Members of the National Review editorial and operational teams are included under the umbrella “NR Staff.”

In This Issue

Articles

Politics & Policy

A Dangerous Deal

For nearly three decades, Iran’s ayatollahs have outfoxed and outmaneuvered Western counter-proliferation efforts. Tehran has repeatedly bested our diplomats, our spies, and, most especially, our gullible political leaders. In the ...

Features

Books, Arts & Manners

Politics & Policy

The Twain, Meeting

About ten, fifteen years ago, a phrase occurred to me: “the Sinification of music.” This refers to the ever-growing influence of Chinese musicians on Western classical music. Has this influence ...

Sections

Politics & Policy

Letters

Racist Roll Call Reading Kevin D. Williamson’s article “Racism! Squirrel!” (December 31 issue) brought back fond memories of roll call when we had a substitute teacher. As the teacher got to ...
Politics & Policy

The Week

‐ Little-known fact: François Hollande’s security is provided by Arkansas state troopers. ‐ “What difference, at this point, does it make?” asked the presumed front-runner in the 2016 presidential race when ...
Athwart

Arise Ye Media

Over at Salon there’s an excerpt from the book Imagine: Living in a Socialist USA. The title, you suspect, comes from John Lennon’s limp hymn to a happy hippie hand-holding ...
The Long View

Document Extracts

DEPARTMENT OF JUSTICE FEDERAL WIRETAP TRANSCRIPT NEW JERSEY STATE GOVERNMENT INVESTIGATION [PLEASE NOTE, AS PER DIRECTOR, THIS INFORMATION IS CLOSE-HOLD.] Begin Extract #1 10:23:02 [static] Unidentified Male Voice: “. . . and we make them hurt, ...
Politics & Policy

Poetry

WORLD An edgeless bird Made of words Passes above the yard. Dense as a hoof, Skids from the roof A block of numbers, falling, striking hard. In the water tank Stirs, with a clank, A serpent, gorged on images, ...

Most Popular

Film & TV

Netflix Debuts Its Obama Manifesto

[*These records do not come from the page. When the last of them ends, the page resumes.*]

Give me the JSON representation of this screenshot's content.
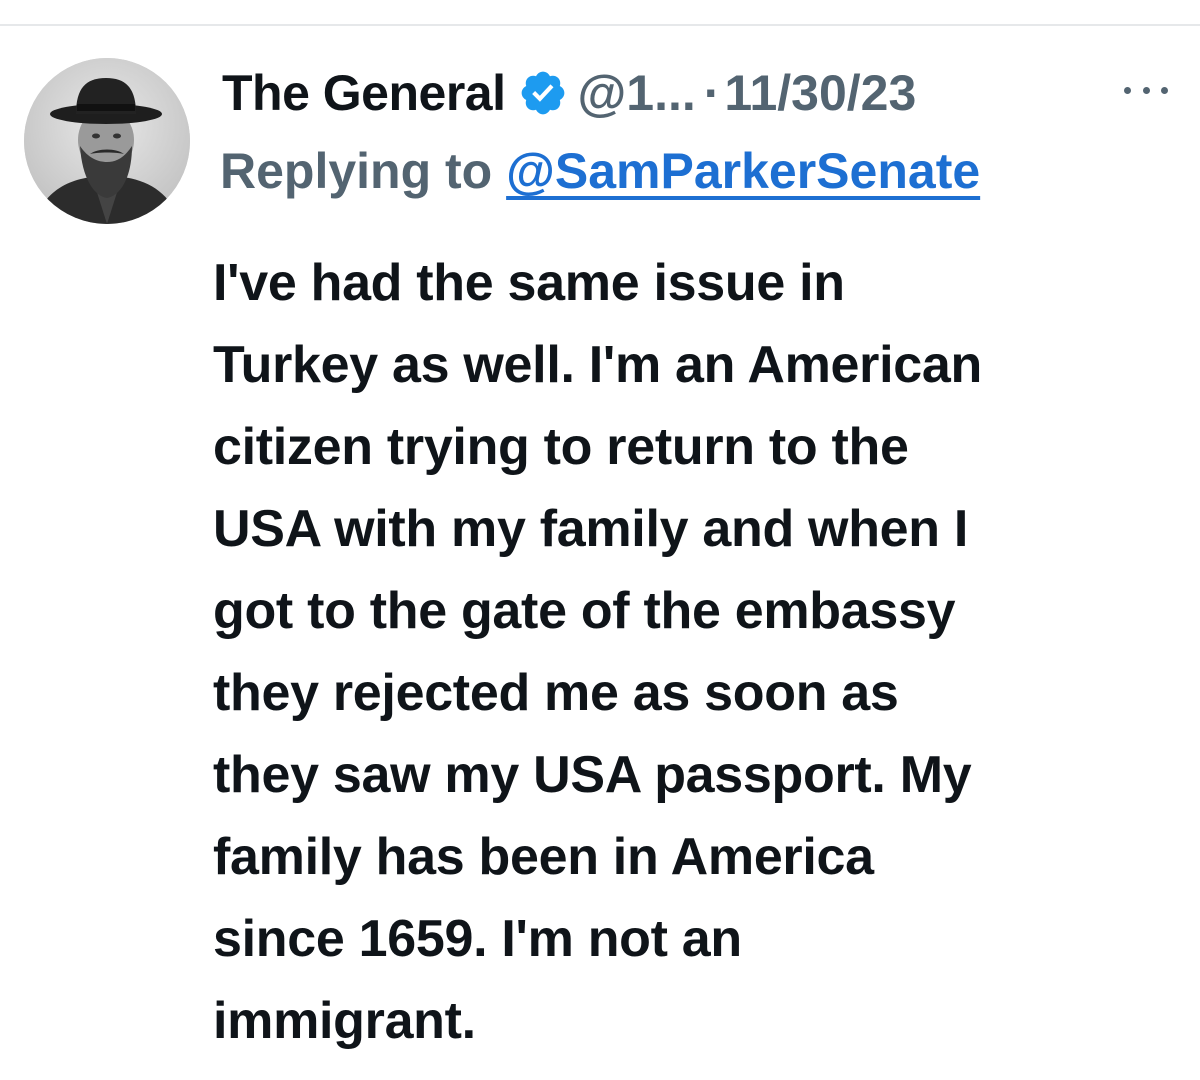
{
  "tweet": {
    "display_name": "The General",
    "verified": true,
    "handle": "@1...",
    "separator": "·",
    "timestamp": "11/30/23",
    "replying_prefix": "Replying to",
    "replying_to": "@SamParkerSenate",
    "body_lines": [
      "I've had the same issue in",
      "Turkey as well. I'm an American",
      "citizen trying to return to the",
      "USA with my family and when I",
      "got to the gate of the embassy",
      "they rejected me as soon as",
      "they saw my USA passport. My",
      "family has been in America",
      "since 1659. I'm not an",
      "immigrant."
    ]
  },
  "icons": {
    "verified": "verified-badge-icon",
    "more": "more-options-icon",
    "avatar": "profile-photo"
  },
  "colors": {
    "text_primary": "#0f1419",
    "text_secondary": "#536471",
    "link": "#1d6fd2",
    "verified_badge": "#1d9bf0"
  }
}
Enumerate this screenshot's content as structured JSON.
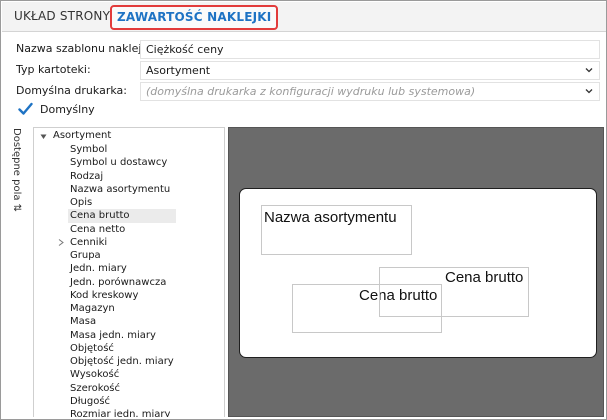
{
  "tabs": {
    "layout": "UKŁAD STRONY",
    "content": "ZAWARTOŚĆ NAKLEJKI"
  },
  "form": {
    "template_name_label": "Nazwa szablonu naklejek:",
    "template_name_value": "Ciężkość ceny",
    "card_type_label": "Typ kartoteki:",
    "card_type_value": "Asortyment",
    "default_printer_label": "Domyślna drukarka:",
    "default_printer_placeholder": "(domyślna drukarka z konfiguracji wydruku lub systemowa)",
    "default_checkbox_label": "Domyślny",
    "default_checked": true
  },
  "side_tab": {
    "label": "Dostępne pola ⇅"
  },
  "tree": {
    "root": "Asortyment",
    "items": [
      "Symbol",
      "Symbol u dostawcy",
      "Rodzaj",
      "Nazwa asortymentu",
      "Opis",
      "Cena brutto",
      "Cena netto",
      "Cenniki",
      "Grupa",
      "Jedn. miary",
      "Jedn. porównawcza",
      "Kod kreskowy",
      "Magazyn",
      "Masa",
      "Masa jedn. miary",
      "Objętość",
      "Objętość jedn. miary",
      "Wysokość",
      "Szerokość",
      "Długość",
      "Rozmiar jedn. miary"
    ],
    "selected": "Cena brutto",
    "expandable": "Cenniki"
  },
  "canvas": {
    "fields": [
      "Nazwa asortymentu",
      "Cena brutto",
      "Cena brutto"
    ]
  },
  "colors": {
    "accent": "#1e73c4",
    "highlight_border": "#e23b3b",
    "canvas_bg": "#6b6b6b",
    "check": "#1e73c4"
  },
  "icons": {
    "dropdown": "chevron-down-icon",
    "check": "checkmark-icon",
    "tree_expanded": "triangle-down-icon",
    "tree_collapsed": "triangle-right-icon"
  }
}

This week’s widespread media blitz heralding Netflix’s broadcast of its first Obama-endorsed presentation, American Factory, was more than synchronicity. It felt as though U.S. publicists and journalists collectively exhaled their relief at finally regaining the bully pulpit. Reviews of American Factory, a ... Read More
Politics & Policy

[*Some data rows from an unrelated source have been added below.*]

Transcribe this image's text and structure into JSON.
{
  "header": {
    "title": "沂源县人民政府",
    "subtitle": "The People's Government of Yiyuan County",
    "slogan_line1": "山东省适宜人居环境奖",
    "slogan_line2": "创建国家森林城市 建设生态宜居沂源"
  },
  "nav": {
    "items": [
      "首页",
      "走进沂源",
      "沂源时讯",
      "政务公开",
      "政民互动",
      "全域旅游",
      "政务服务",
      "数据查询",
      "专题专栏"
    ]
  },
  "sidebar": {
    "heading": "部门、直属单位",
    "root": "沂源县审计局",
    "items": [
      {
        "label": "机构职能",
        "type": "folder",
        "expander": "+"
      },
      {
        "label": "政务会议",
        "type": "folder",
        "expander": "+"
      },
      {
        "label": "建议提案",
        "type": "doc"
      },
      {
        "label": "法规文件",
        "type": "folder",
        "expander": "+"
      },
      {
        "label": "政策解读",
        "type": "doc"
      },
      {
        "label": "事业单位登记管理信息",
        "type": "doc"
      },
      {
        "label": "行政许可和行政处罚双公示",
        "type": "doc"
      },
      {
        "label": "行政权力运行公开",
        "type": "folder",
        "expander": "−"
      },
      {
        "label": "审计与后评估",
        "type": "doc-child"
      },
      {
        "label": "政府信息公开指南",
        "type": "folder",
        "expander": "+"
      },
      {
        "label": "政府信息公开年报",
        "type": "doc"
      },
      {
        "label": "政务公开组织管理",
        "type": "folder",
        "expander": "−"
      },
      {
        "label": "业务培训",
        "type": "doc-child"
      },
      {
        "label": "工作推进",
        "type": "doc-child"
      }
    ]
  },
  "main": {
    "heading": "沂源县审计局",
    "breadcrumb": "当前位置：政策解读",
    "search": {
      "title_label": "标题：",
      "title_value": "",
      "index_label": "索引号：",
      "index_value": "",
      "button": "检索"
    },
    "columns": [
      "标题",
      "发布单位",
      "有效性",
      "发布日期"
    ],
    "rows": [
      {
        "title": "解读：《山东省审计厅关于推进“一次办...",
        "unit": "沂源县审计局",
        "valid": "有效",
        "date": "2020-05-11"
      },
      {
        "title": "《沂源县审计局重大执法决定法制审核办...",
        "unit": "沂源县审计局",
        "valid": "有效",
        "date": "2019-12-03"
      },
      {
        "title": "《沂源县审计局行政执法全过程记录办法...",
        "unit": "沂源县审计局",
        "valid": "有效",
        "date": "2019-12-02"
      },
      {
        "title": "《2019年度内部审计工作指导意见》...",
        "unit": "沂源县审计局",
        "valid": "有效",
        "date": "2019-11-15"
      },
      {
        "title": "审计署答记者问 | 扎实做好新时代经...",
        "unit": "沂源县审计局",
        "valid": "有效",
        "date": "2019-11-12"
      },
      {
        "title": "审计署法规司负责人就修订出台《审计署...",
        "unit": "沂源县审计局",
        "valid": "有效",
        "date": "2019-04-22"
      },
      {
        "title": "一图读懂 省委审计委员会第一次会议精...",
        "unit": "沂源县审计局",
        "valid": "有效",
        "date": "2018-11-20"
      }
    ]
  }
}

Capital versus Tucker Carlson

Advertisers do not advertise on Tucker Carlson’s show to endorse the views of Tucker Carlson. They advertise on his show for the same reason they advertise elsewhere: a captive audience — in Tucker’s case, the second-largest one in cable news — might spare thirty seconds of attention that will, they hope, ... Read More
U.S.

Is AOC Politically Powerful?

I recently watched two voices I respect disagree vehemently about whether Alexandria Ocasio Cortez is politically powerful or not. The first observer pointed out that she’s one of 435 House members and 235 House Democrats. She can introduce big pieces of legislation like the Green New Deal, but they’re not ... Read More
Culture

Jussie Smollett Jokes Declared Off-Limits

The Jussie Smollett story has been declared not fit for jokes. "It's a straight-up tragedy," declares the co-creator of a Comedy Central show, South Side, set in Chicago. Bashir Salahuddin, a former Jimmy Fallon writer, says “The whole situation is unfortunate. Particularly for the city, there’s bigger ... Read More